*** Begin section ***
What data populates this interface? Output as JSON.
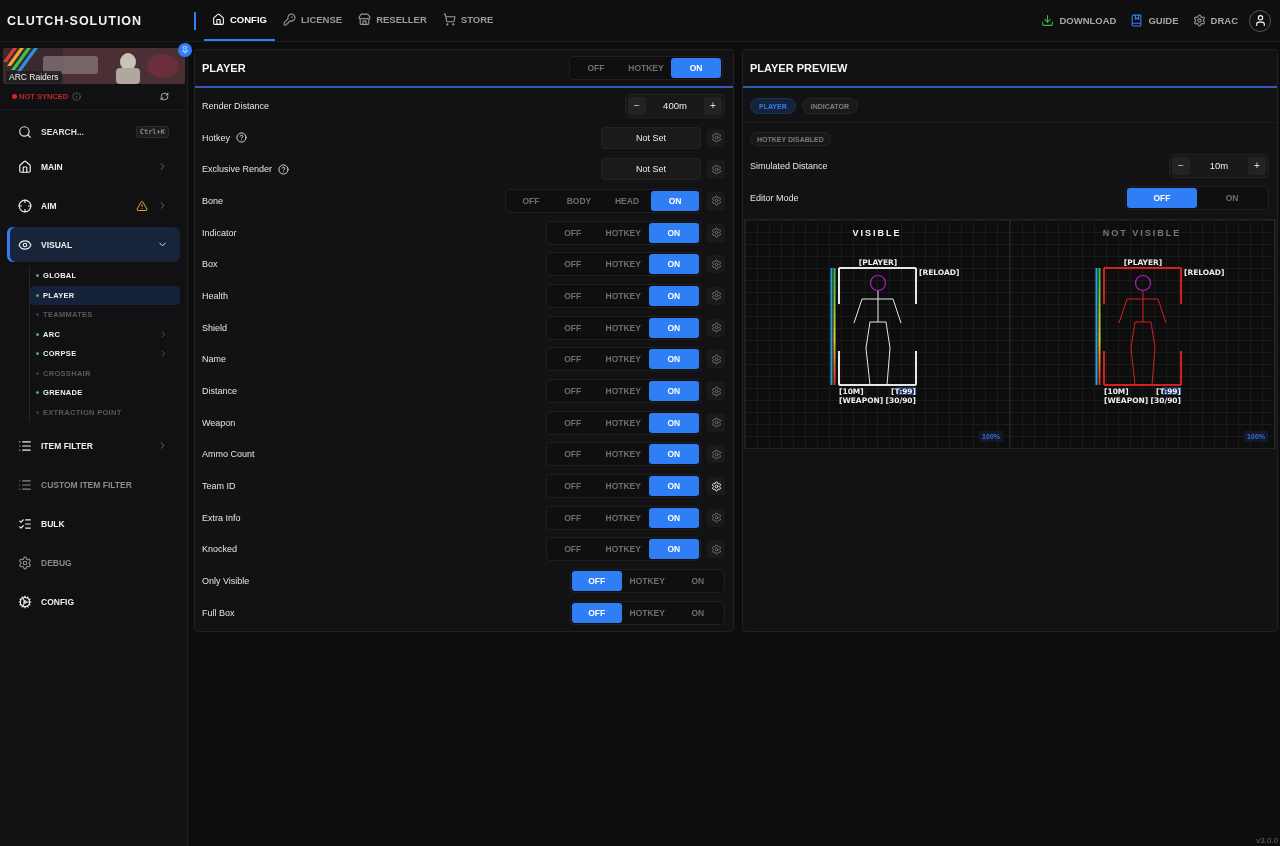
{
  "app": {
    "brand": "CLUTCH-SOLUTION",
    "version": "v3.0.0"
  },
  "nav_tabs": [
    {
      "label": "CONFIG",
      "selected": true
    },
    {
      "label": "LICENSE",
      "selected": false
    },
    {
      "label": "RESELLER",
      "selected": false
    },
    {
      "label": "STORE",
      "selected": false
    }
  ],
  "top_links": [
    {
      "label": "DOWNLOAD"
    },
    {
      "label": "GUIDE"
    },
    {
      "label": "DRAC"
    }
  ],
  "game": {
    "name": "ARC Raiders",
    "pinned": true
  },
  "sync": {
    "status": "NOT SYNCED",
    "synced": false
  },
  "search": {
    "label": "SEARCH...",
    "shortcut": "Ctrl+K"
  },
  "sidebar": {
    "items": [
      {
        "label": "MAIN",
        "selected": false,
        "dimmed": false,
        "warning": false,
        "expandable": true,
        "expanded": false
      },
      {
        "label": "AIM",
        "selected": false,
        "dimmed": false,
        "warning": true,
        "expandable": true,
        "expanded": false
      },
      {
        "label": "VISUAL",
        "selected": true,
        "dimmed": false,
        "warning": false,
        "expandable": true,
        "expanded": true,
        "children": [
          {
            "label": "GLOBAL",
            "enabled": true,
            "selected": false,
            "expandable": false
          },
          {
            "label": "PLAYER",
            "enabled": true,
            "selected": true,
            "expandable": false
          },
          {
            "label": "TEAMMATES",
            "enabled": false,
            "selected": false,
            "expandable": false
          },
          {
            "label": "ARC",
            "enabled": true,
            "selected": false,
            "expandable": true
          },
          {
            "label": "CORPSE",
            "enabled": true,
            "selected": false,
            "expandable": true
          },
          {
            "label": "CROSSHAIR",
            "enabled": false,
            "selected": false,
            "expandable": false
          },
          {
            "label": "GRENADE",
            "enabled": true,
            "selected": false,
            "expandable": false
          },
          {
            "label": "EXTRACTION POINT",
            "enabled": false,
            "selected": false,
            "expandable": false
          }
        ]
      },
      {
        "label": "ITEM FILTER",
        "selected": false,
        "dimmed": false,
        "warning": false,
        "expandable": true,
        "expanded": false
      },
      {
        "label": "CUSTOM ITEM FILTER",
        "selected": false,
        "dimmed": true,
        "warning": false,
        "expandable": false,
        "expanded": false
      },
      {
        "label": "BULK",
        "selected": false,
        "dimmed": false,
        "warning": false,
        "expandable": false,
        "expanded": false
      },
      {
        "label": "DEBUG",
        "selected": false,
        "dimmed": true,
        "warning": false,
        "expandable": false,
        "expanded": false
      },
      {
        "label": "CONFIG",
        "selected": false,
        "dimmed": false,
        "warning": false,
        "expandable": false,
        "expanded": false
      }
    ]
  },
  "player_panel": {
    "title": "PLAYER",
    "mode": [
      {
        "label": "OFF",
        "selected": false
      },
      {
        "label": "HOTKEY",
        "selected": false
      },
      {
        "label": "ON",
        "selected": true
      }
    ],
    "rows": [
      {
        "kind": "stepper",
        "label": "Render Distance",
        "value": "400m",
        "decrement": "−",
        "increment": "+"
      },
      {
        "kind": "keybind",
        "label": "Hotkey",
        "value": "Not Set"
      },
      {
        "kind": "keybind",
        "label": "Exclusive Render",
        "value": "Not Set"
      },
      {
        "kind": "segmented",
        "label": "Bone",
        "gear": true,
        "gear_active": false,
        "options": [
          {
            "label": "OFF",
            "selected": false
          },
          {
            "label": "BODY",
            "selected": false
          },
          {
            "label": "HEAD",
            "selected": false
          },
          {
            "label": "ON",
            "selected": true
          }
        ]
      },
      {
        "kind": "segmented",
        "label": "Indicator",
        "gear": true,
        "gear_active": false,
        "options": [
          {
            "label": "OFF",
            "selected": false
          },
          {
            "label": "HOTKEY",
            "selected": false
          },
          {
            "label": "ON",
            "selected": true
          }
        ]
      },
      {
        "kind": "segmented",
        "label": "Box",
        "gear": true,
        "gear_active": false,
        "options": [
          {
            "label": "OFF",
            "selected": false
          },
          {
            "label": "HOTKEY",
            "selected": false
          },
          {
            "label": "ON",
            "selected": true
          }
        ]
      },
      {
        "kind": "segmented",
        "label": "Health",
        "gear": true,
        "gear_active": false,
        "options": [
          {
            "label": "OFF",
            "selected": false
          },
          {
            "label": "HOTKEY",
            "selected": false
          },
          {
            "label": "ON",
            "selected": true
          }
        ]
      },
      {
        "kind": "segmented",
        "label": "Shield",
        "gear": true,
        "gear_active": false,
        "options": [
          {
            "label": "OFF",
            "selected": false
          },
          {
            "label": "HOTKEY",
            "selected": false
          },
          {
            "label": "ON",
            "selected": true
          }
        ]
      },
      {
        "kind": "segmented",
        "label": "Name",
        "gear": true,
        "gear_active": false,
        "options": [
          {
            "label": "OFF",
            "selected": false
          },
          {
            "label": "HOTKEY",
            "selected": false
          },
          {
            "label": "ON",
            "selected": true
          }
        ]
      },
      {
        "kind": "segmented",
        "label": "Distance",
        "gear": true,
        "gear_active": false,
        "options": [
          {
            "label": "OFF",
            "selected": false
          },
          {
            "label": "HOTKEY",
            "selected": false
          },
          {
            "label": "ON",
            "selected": true
          }
        ]
      },
      {
        "kind": "segmented",
        "label": "Weapon",
        "gear": true,
        "gear_active": false,
        "options": [
          {
            "label": "OFF",
            "selected": false
          },
          {
            "label": "HOTKEY",
            "selected": false
          },
          {
            "label": "ON",
            "selected": true
          }
        ]
      },
      {
        "kind": "segmented",
        "label": "Ammo Count",
        "gear": true,
        "gear_active": false,
        "options": [
          {
            "label": "OFF",
            "selected": false
          },
          {
            "label": "HOTKEY",
            "selected": false
          },
          {
            "label": "ON",
            "selected": true
          }
        ]
      },
      {
        "kind": "segmented",
        "label": "Team ID",
        "gear": true,
        "gear_active": true,
        "options": [
          {
            "label": "OFF",
            "selected": false
          },
          {
            "label": "HOTKEY",
            "selected": false
          },
          {
            "label": "ON",
            "selected": true
          }
        ]
      },
      {
        "kind": "segmented",
        "label": "Extra Info",
        "gear": true,
        "gear_active": false,
        "options": [
          {
            "label": "OFF",
            "selected": false
          },
          {
            "label": "HOTKEY",
            "selected": false
          },
          {
            "label": "ON",
            "selected": true
          }
        ]
      },
      {
        "kind": "segmented",
        "label": "Knocked",
        "gear": true,
        "gear_active": false,
        "options": [
          {
            "label": "OFF",
            "selected": false
          },
          {
            "label": "HOTKEY",
            "selected": false
          },
          {
            "label": "ON",
            "selected": true
          }
        ]
      },
      {
        "kind": "segmented",
        "label": "Only Visible",
        "gear": false,
        "options": [
          {
            "label": "OFF",
            "selected": true
          },
          {
            "label": "HOTKEY",
            "selected": false
          },
          {
            "label": "ON",
            "selected": false
          }
        ]
      },
      {
        "kind": "segmented",
        "label": "Full Box",
        "gear": false,
        "options": [
          {
            "label": "OFF",
            "selected": true
          },
          {
            "label": "HOTKEY",
            "selected": false
          },
          {
            "label": "ON",
            "selected": false
          }
        ]
      }
    ]
  },
  "preview_panel": {
    "title": "PLAYER PREVIEW",
    "tabs": [
      {
        "label": "PLAYER",
        "selected": true
      },
      {
        "label": "INDICATOR",
        "selected": false
      }
    ],
    "badge": "HOTKEY DISABLED",
    "rows": [
      {
        "kind": "stepper",
        "label": "Simulated Distance",
        "value": "10m",
        "decrement": "−",
        "increment": "+"
      },
      {
        "kind": "wide",
        "label": "Editor Mode",
        "options": [
          {
            "label": "OFF",
            "selected": true
          },
          {
            "label": "ON",
            "selected": false
          }
        ]
      }
    ],
    "canvases": [
      {
        "title": "VISIBLE",
        "highlighted": true,
        "color": "#e6e6e6",
        "labels": [
          "[PLAYER]",
          "[RELOAD]",
          "[10M]",
          "[T:99]",
          "[WEAPON]",
          "[30/90]"
        ],
        "zoom": "100%"
      },
      {
        "title": "NOT VISIBLE",
        "highlighted": false,
        "color": "#d42020",
        "labels": [
          "[PLAYER]",
          "[RELOAD]",
          "[10M]",
          "[T:99]",
          "[WEAPON]",
          "[30/90]"
        ],
        "zoom": "100%"
      }
    ]
  }
}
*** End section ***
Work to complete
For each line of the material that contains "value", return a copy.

Answer box
        "value": "400m",
        "value": "Not Set"
        "value": "Not Set"
        "value": "10m",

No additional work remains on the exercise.